**** SOURCE MATERIAL

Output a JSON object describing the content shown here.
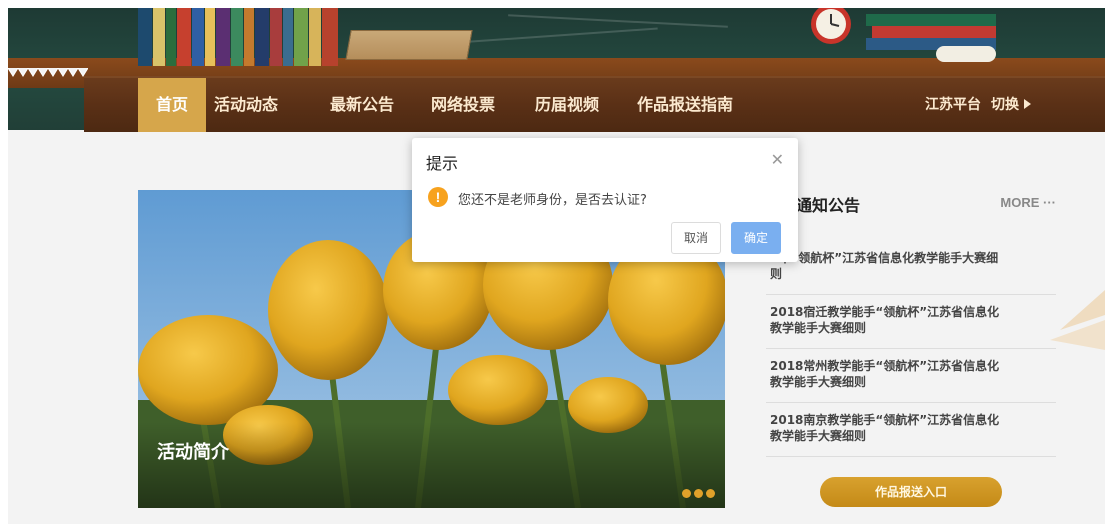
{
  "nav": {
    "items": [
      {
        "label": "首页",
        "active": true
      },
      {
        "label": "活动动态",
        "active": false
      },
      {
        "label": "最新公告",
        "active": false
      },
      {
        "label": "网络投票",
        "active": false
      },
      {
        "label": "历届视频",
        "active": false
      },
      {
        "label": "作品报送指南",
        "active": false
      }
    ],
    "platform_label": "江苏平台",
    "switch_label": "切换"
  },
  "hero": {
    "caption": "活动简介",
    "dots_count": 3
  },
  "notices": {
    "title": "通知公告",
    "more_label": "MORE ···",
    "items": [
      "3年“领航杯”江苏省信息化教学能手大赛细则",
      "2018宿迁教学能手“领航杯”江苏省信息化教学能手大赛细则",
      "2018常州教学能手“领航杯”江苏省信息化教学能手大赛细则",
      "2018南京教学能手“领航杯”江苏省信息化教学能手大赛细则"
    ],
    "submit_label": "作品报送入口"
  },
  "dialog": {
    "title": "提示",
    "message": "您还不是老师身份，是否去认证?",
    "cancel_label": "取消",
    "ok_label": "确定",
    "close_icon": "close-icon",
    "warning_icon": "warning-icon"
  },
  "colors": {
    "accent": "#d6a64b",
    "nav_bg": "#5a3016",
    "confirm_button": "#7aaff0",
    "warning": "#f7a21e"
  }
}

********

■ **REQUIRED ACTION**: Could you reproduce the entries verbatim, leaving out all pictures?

■ **SOLUTION TO THIS TASK**:
Output a JSON object describing the content shown here.
{
  "nav": {
    "items": [
      {
        "label": "首页",
        "active": true
      },
      {
        "label": "活动动态",
        "active": false
      },
      {
        "label": "最新公告",
        "active": false
      },
      {
        "label": "网络投票",
        "active": false
      },
      {
        "label": "历届视频",
        "active": false
      },
      {
        "label": "作品报送指南",
        "active": false
      }
    ],
    "platform_label": "江苏平台",
    "switch_label": "切换"
  },
  "hero": {
    "caption": "活动简介",
    "dots_count": 3
  },
  "notices": {
    "title": "通知公告",
    "more_label": "MORE ···",
    "items": [
      "3年“领航杯”江苏省信息化教学能手大赛细则",
      "2018宿迁教学能手“领航杯”江苏省信息化教学能手大赛细则",
      "2018常州教学能手“领航杯”江苏省信息化教学能手大赛细则",
      "2018南京教学能手“领航杯”江苏省信息化教学能手大赛细则"
    ],
    "submit_label": "作品报送入口"
  },
  "dialog": {
    "title": "提示",
    "message": "您还不是老师身份，是否去认证?",
    "cancel_label": "取消",
    "ok_label": "确定",
    "close_icon": "close-icon",
    "warning_icon": "warning-icon"
  },
  "colors": {
    "accent": "#d6a64b",
    "nav_bg": "#5a3016",
    "confirm_button": "#7aaff0",
    "warning": "#f7a21e"
  }
}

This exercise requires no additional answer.